PROBLEM TO WORK ON: Set down a precise copy of the whole listing.

DATA TO PROCESS:
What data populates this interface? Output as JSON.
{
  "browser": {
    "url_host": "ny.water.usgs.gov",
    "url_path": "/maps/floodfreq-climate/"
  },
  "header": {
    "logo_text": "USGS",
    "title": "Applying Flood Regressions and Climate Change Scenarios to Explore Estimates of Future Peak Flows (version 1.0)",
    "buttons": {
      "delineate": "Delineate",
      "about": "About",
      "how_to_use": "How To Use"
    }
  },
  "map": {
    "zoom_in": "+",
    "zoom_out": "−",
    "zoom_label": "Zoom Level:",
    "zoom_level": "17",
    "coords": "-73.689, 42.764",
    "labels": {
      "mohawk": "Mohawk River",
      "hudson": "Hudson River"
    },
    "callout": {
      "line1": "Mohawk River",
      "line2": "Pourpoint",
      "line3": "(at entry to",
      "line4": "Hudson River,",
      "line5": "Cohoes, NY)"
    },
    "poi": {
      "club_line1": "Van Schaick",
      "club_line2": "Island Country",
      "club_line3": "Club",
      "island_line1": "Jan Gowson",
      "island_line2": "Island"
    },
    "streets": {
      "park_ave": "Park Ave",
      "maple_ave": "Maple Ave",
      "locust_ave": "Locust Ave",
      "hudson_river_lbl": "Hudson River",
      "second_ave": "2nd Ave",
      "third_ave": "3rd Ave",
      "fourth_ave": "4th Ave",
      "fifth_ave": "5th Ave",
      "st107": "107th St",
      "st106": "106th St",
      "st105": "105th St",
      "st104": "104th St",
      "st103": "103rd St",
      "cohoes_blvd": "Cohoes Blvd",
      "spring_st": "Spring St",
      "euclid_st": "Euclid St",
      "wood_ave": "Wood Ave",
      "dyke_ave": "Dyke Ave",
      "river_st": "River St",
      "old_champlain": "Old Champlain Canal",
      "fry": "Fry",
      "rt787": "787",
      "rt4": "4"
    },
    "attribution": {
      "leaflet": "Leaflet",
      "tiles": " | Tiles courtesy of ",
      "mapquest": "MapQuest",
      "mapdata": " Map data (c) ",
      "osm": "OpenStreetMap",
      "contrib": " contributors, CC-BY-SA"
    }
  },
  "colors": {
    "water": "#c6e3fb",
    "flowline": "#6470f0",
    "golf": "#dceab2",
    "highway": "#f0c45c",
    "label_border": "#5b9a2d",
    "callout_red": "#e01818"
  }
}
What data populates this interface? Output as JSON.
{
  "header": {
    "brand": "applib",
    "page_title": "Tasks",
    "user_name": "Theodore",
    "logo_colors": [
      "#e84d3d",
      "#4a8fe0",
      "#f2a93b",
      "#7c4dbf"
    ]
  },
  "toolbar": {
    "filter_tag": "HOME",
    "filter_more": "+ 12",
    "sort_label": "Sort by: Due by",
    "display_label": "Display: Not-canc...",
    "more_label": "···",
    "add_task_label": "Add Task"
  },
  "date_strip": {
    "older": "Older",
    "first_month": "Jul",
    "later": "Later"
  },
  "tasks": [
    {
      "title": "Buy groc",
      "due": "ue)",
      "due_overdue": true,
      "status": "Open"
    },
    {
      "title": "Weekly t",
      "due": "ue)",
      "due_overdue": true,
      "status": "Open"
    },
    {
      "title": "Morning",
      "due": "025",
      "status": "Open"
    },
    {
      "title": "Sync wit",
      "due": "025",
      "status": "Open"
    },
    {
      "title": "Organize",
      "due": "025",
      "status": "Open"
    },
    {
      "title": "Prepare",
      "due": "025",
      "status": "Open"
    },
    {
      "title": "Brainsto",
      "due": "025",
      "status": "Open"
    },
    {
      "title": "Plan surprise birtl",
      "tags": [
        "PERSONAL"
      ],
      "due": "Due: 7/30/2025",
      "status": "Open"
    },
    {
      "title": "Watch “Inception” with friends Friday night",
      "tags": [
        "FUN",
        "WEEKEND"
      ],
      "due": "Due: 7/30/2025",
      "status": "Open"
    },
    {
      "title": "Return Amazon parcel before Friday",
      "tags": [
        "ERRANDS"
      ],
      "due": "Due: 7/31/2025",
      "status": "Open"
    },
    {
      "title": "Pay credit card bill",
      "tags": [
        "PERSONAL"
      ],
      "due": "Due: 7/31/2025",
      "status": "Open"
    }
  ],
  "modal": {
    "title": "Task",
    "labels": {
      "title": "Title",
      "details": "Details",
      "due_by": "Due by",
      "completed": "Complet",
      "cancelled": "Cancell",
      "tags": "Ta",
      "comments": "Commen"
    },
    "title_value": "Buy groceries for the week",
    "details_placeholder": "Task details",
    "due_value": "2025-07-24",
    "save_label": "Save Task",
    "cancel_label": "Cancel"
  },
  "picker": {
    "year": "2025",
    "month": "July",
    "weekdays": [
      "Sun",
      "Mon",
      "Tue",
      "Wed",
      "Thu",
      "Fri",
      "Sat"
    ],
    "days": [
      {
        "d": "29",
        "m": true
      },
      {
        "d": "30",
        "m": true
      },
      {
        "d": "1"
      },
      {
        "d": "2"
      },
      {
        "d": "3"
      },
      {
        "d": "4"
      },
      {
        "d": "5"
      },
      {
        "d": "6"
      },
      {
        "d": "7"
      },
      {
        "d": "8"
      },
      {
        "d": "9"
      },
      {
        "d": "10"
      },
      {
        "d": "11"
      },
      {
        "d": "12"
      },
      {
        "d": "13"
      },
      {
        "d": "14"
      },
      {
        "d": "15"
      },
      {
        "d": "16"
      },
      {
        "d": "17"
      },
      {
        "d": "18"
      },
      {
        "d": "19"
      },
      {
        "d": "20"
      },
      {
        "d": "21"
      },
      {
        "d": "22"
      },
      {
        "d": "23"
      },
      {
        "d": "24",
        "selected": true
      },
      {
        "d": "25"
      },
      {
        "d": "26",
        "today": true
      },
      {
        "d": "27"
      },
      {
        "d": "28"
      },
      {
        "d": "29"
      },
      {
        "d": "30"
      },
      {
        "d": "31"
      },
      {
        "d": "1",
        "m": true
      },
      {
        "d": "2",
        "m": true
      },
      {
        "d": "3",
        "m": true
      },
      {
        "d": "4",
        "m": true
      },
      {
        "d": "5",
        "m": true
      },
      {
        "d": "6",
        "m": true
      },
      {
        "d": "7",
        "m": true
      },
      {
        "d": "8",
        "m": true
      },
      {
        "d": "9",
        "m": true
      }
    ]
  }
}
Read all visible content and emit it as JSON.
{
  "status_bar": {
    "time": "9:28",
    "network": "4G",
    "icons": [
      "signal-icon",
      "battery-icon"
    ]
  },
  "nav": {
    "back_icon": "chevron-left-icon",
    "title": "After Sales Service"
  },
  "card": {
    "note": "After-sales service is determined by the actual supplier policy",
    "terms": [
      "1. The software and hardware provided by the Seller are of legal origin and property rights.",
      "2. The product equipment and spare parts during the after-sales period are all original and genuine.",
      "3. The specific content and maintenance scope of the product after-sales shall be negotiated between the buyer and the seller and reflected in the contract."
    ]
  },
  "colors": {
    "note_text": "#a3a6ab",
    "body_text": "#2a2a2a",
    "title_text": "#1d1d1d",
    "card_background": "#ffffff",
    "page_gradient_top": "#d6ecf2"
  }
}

ANSWER SECTION:
What data populates this interface? Output as JSON.
{
  "browser": {
    "url_host": "ny.water.usgs.gov",
    "url_path": "/maps/floodfreq-climate/"
  },
  "header": {
    "logo_text": "USGS",
    "title": "Applying Flood Regressions and Climate Change Scenarios to Explore Estimates of Future Peak Flows (version 1.0)",
    "buttons": {
      "delineate": "Delineate",
      "about": "About",
      "how_to_use": "How To Use"
    }
  },
  "map": {
    "zoom_in": "+",
    "zoom_out": "−",
    "zoom_label": "Zoom Level:",
    "zoom_level": "17",
    "coords": "-73.689, 42.764",
    "labels": {
      "mohawk": "Mohawk River",
      "hudson": "Hudson River"
    },
    "callout": {
      "line1": "Mohawk River",
      "line2": "Pourpoint",
      "line3": "(at entry to",
      "line4": "Hudson River,",
      "line5": "Cohoes, NY)"
    },
    "poi": {
      "club_line1": "Van Schaick",
      "club_line2": "Island Country",
      "club_line3": "Club",
      "island_line1": "Jan Gowson",
      "island_line2": "Island"
    },
    "streets": {
      "park_ave": "Park Ave",
      "maple_ave": "Maple Ave",
      "locust_ave": "Locust Ave",
      "hudson_river_lbl": "Hudson River",
      "second_ave": "2nd Ave",
      "third_ave": "3rd Ave",
      "fourth_ave": "4th Ave",
      "fifth_ave": "5th Ave",
      "st107": "107th St",
      "st106": "106th St",
      "st105": "105th St",
      "st104": "104th St",
      "st103": "103rd St",
      "cohoes_blvd": "Cohoes Blvd",
      "spring_st": "Spring St",
      "euclid_st": "Euclid St",
      "wood_ave": "Wood Ave",
      "dyke_ave": "Dyke Ave",
      "river_st": "River St",
      "old_champlain": "Old Champlain Canal",
      "fry": "Fry",
      "rt787": "787",
      "rt4": "4"
    },
    "attribution": {
      "leaflet": "Leaflet",
      "tiles": " | Tiles courtesy of ",
      "mapquest": "MapQuest",
      "mapdata": " Map data (c) ",
      "osm": "OpenStreetMap",
      "contrib": " contributors, CC-BY-SA"
    }
  },
  "colors": {
    "water": "#c6e3fb",
    "flowline": "#6470f0",
    "golf": "#dceab2",
    "highway": "#f0c45c",
    "label_border": "#5b9a2d",
    "callout_red": "#e01818"
  }
}
What data populates this interface? Output as JSON.
{
  "header": {
    "brand": "applib",
    "page_title": "Tasks",
    "user_name": "Theodore",
    "logo_colors": [
      "#e84d3d",
      "#4a8fe0",
      "#f2a93b",
      "#7c4dbf"
    ]
  },
  "toolbar": {
    "filter_tag": "HOME",
    "filter_more": "+ 12",
    "sort_label": "Sort by: Due by",
    "display_label": "Display: Not-canc...",
    "more_label": "···",
    "add_task_label": "Add Task"
  },
  "date_strip": {
    "older": "Older",
    "first_month": "Jul",
    "later": "Later"
  },
  "tasks": [
    {
      "title": "Buy groc",
      "due": "ue)",
      "due_overdue": true,
      "status": "Open"
    },
    {
      "title": "Weekly t",
      "due": "ue)",
      "due_overdue": true,
      "status": "Open"
    },
    {
      "title": "Morning",
      "due": "025",
      "status": "Open"
    },
    {
      "title": "Sync wit",
      "due": "025",
      "status": "Open"
    },
    {
      "title": "Organize",
      "due": "025",
      "status": "Open"
    },
    {
      "title": "Prepare",
      "due": "025",
      "status": "Open"
    },
    {
      "title": "Brainsto",
      "due": "025",
      "status": "Open"
    },
    {
      "title": "Plan surprise birtl",
      "tags": [
        "PERSONAL"
      ],
      "due": "Due: 7/30/2025",
      "status": "Open"
    },
    {
      "title": "Watch “Inception” with friends Friday night",
      "tags": [
        "FUN",
        "WEEKEND"
      ],
      "due": "Due: 7/30/2025",
      "status": "Open"
    },
    {
      "title": "Return Amazon parcel before Friday",
      "tags": [
        "ERRANDS"
      ],
      "due": "Due: 7/31/2025",
      "status": "Open"
    },
    {
      "title": "Pay credit card bill",
      "tags": [
        "PERSONAL"
      ],
      "due": "Due: 7/31/2025",
      "status": "Open"
    }
  ],
  "modal": {
    "title": "Task",
    "labels": {
      "title": "Title",
      "details": "Details",
      "due_by": "Due by",
      "completed": "Complet",
      "cancelled": "Cancell",
      "tags": "Ta",
      "comments": "Commen"
    },
    "title_value": "Buy groceries for the week",
    "details_placeholder": "Task details",
    "due_value": "2025-07-24",
    "save_label": "Save Task",
    "cancel_label": "Cancel"
  },
  "picker": {
    "year": "2025",
    "month": "July",
    "weekdays": [
      "Sun",
      "Mon",
      "Tue",
      "Wed",
      "Thu",
      "Fri",
      "Sat"
    ],
    "days": [
      {
        "d": "29",
        "m": true
      },
      {
        "d": "30",
        "m": true
      },
      {
        "d": "1"
      },
      {
        "d": "2"
      },
      {
        "d": "3"
      },
      {
        "d": "4"
      },
      {
        "d": "5"
      },
      {
        "d": "6"
      },
      {
        "d": "7"
      },
      {
        "d": "8"
      },
      {
        "d": "9"
      },
      {
        "d": "10"
      },
      {
        "d": "11"
      },
      {
        "d": "12"
      },
      {
        "d": "13"
      },
      {
        "d": "14"
      },
      {
        "d": "15"
      },
      {
        "d": "16"
      },
      {
        "d": "17"
      },
      {
        "d": "18"
      },
      {
        "d": "19"
      },
      {
        "d": "20"
      },
      {
        "d": "21"
      },
      {
        "d": "22"
      },
      {
        "d": "23"
      },
      {
        "d": "24",
        "selected": true
      },
      {
        "d": "25"
      },
      {
        "d": "26",
        "today": true
      },
      {
        "d": "27"
      },
      {
        "d": "28"
      },
      {
        "d": "29"
      },
      {
        "d": "30"
      },
      {
        "d": "31"
      },
      {
        "d": "1",
        "m": true
      },
      {
        "d": "2",
        "m": true
      },
      {
        "d": "3",
        "m": true
      },
      {
        "d": "4",
        "m": true
      },
      {
        "d": "5",
        "m": true
      },
      {
        "d": "6",
        "m": true
      },
      {
        "d": "7",
        "m": true
      },
      {
        "d": "8",
        "m": true
      },
      {
        "d": "9",
        "m": true
      }
    ]
  }
}
Read all visible content and emit it as JSON.
{
  "status_bar": {
    "time": "9:28",
    "network": "4G",
    "icons": [
      "signal-icon",
      "battery-icon"
    ]
  },
  "nav": {
    "back_icon": "chevron-left-icon",
    "title": "After Sales Service"
  },
  "card": {
    "note": "After-sales service is determined by the actual supplier policy",
    "terms": [
      "1. The software and hardware provided by the Seller are of legal origin and property rights.",
      "2. The product equipment and spare parts during the after-sales period are all original and genuine.",
      "3. The specific content and maintenance scope of the product after-sales shall be negotiated between the buyer and the seller and reflected in the contract."
    ]
  },
  "colors": {
    "note_text": "#a3a6ab",
    "body_text": "#2a2a2a",
    "title_text": "#1d1d1d",
    "card_background": "#ffffff",
    "page_gradient_top": "#d6ecf2"
  }
}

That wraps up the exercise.